_TASK PROMPT:_ What is the count of lines below that include "people"? Reply with nothing else.

DATA FOR THIS TASK Block Start

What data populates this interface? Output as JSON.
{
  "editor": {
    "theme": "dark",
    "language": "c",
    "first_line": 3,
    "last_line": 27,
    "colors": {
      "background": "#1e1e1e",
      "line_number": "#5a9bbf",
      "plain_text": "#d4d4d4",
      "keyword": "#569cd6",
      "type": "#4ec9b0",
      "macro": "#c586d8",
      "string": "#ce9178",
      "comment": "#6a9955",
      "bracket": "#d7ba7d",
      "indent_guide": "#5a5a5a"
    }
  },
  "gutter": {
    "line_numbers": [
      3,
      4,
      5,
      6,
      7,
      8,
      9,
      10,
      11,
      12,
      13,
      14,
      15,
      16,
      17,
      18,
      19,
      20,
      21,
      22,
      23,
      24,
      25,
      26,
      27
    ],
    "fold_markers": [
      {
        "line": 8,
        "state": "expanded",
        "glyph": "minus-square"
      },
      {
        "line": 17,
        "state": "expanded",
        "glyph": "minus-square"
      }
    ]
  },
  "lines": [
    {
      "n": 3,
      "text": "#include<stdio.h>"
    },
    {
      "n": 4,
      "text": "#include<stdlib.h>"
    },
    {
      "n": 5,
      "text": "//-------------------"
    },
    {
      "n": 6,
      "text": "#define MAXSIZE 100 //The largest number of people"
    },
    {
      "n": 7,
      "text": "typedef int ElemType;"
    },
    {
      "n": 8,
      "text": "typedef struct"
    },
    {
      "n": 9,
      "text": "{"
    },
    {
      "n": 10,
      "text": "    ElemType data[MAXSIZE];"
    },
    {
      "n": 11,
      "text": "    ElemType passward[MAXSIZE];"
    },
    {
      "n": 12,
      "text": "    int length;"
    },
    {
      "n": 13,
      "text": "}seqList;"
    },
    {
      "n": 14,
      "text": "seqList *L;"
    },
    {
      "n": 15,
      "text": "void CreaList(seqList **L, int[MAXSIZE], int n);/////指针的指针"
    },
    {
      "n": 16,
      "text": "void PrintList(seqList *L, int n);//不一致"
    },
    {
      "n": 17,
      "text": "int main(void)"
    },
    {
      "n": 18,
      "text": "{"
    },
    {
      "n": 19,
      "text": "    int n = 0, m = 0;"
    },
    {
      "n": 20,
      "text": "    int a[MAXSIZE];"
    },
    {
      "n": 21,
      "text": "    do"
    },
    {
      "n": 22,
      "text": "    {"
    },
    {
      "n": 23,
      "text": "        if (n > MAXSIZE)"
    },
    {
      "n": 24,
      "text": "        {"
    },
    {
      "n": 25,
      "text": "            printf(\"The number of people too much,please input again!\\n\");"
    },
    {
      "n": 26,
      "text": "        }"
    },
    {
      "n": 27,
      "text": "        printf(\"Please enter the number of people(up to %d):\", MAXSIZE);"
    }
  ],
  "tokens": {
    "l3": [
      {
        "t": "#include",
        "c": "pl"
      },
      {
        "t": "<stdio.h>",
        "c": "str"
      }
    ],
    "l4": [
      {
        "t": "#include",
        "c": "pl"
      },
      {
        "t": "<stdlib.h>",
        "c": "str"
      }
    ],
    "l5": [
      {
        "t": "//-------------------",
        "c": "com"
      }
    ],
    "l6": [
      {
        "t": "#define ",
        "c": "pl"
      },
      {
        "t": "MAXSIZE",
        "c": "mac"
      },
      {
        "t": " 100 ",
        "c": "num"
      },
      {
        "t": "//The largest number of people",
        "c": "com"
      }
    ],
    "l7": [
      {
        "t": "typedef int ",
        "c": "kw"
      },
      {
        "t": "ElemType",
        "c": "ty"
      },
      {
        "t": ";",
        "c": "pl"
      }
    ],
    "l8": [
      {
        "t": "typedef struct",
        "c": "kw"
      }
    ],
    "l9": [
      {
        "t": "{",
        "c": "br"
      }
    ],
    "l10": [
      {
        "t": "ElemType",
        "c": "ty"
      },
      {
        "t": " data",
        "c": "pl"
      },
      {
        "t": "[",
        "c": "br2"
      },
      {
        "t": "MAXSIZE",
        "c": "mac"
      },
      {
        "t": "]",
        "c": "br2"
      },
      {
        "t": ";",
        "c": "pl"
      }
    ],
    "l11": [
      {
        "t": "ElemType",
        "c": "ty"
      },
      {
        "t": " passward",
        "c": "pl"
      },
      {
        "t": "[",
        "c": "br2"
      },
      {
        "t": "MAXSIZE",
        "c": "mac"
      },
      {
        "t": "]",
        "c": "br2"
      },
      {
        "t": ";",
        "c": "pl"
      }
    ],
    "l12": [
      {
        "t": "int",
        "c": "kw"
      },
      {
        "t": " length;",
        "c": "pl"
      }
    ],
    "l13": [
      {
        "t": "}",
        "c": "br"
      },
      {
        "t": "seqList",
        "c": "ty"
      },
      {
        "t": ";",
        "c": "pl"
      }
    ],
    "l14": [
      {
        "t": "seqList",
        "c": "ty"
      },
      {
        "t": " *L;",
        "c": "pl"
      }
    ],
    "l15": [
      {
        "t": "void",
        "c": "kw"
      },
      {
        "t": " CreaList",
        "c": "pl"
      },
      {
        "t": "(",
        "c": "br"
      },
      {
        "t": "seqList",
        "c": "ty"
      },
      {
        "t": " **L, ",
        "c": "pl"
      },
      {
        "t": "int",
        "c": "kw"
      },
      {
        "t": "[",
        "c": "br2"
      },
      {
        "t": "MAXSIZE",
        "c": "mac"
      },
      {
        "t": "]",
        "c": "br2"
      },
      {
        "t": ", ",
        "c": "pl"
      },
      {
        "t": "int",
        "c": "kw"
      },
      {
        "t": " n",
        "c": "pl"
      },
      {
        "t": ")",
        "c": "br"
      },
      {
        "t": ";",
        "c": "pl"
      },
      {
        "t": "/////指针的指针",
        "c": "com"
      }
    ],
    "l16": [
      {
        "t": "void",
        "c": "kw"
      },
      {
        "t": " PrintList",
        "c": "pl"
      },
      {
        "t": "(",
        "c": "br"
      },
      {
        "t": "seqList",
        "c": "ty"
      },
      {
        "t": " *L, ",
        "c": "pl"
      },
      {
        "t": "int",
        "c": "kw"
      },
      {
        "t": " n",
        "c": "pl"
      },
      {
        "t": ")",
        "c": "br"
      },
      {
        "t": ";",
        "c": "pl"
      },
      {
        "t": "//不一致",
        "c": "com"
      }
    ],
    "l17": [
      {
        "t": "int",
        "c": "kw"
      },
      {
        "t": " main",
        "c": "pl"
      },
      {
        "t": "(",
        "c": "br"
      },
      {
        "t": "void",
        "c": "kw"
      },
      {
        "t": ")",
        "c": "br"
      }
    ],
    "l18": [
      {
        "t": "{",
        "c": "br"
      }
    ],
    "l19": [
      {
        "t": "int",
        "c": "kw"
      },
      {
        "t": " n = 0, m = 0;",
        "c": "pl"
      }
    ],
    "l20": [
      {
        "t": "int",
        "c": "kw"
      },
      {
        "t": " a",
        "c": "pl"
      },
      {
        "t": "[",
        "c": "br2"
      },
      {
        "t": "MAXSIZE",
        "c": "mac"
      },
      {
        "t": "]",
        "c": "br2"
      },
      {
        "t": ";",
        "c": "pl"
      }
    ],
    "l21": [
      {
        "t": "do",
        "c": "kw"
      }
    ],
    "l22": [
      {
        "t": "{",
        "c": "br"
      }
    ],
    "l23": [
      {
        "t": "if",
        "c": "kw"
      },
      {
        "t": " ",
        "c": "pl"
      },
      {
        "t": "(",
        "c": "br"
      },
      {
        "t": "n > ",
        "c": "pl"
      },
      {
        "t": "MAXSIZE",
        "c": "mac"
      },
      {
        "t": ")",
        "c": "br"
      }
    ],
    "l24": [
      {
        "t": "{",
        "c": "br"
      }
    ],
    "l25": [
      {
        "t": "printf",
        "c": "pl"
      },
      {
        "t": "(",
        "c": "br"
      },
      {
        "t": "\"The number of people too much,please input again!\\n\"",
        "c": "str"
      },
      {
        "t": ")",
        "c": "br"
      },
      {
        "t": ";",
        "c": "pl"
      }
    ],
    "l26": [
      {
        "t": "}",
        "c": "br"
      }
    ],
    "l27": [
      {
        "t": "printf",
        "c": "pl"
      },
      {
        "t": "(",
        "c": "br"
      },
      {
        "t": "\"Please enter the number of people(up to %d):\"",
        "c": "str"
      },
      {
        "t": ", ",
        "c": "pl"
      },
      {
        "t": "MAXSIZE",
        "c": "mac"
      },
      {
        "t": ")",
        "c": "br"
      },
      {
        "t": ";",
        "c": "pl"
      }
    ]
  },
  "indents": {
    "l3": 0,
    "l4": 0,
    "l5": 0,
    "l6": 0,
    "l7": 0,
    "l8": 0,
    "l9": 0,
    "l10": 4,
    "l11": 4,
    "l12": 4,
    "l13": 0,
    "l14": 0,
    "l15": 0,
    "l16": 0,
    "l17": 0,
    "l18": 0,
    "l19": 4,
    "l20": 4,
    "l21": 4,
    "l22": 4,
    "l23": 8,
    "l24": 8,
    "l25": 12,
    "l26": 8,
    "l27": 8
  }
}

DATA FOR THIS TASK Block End

_TASK SOLUTION:_ 6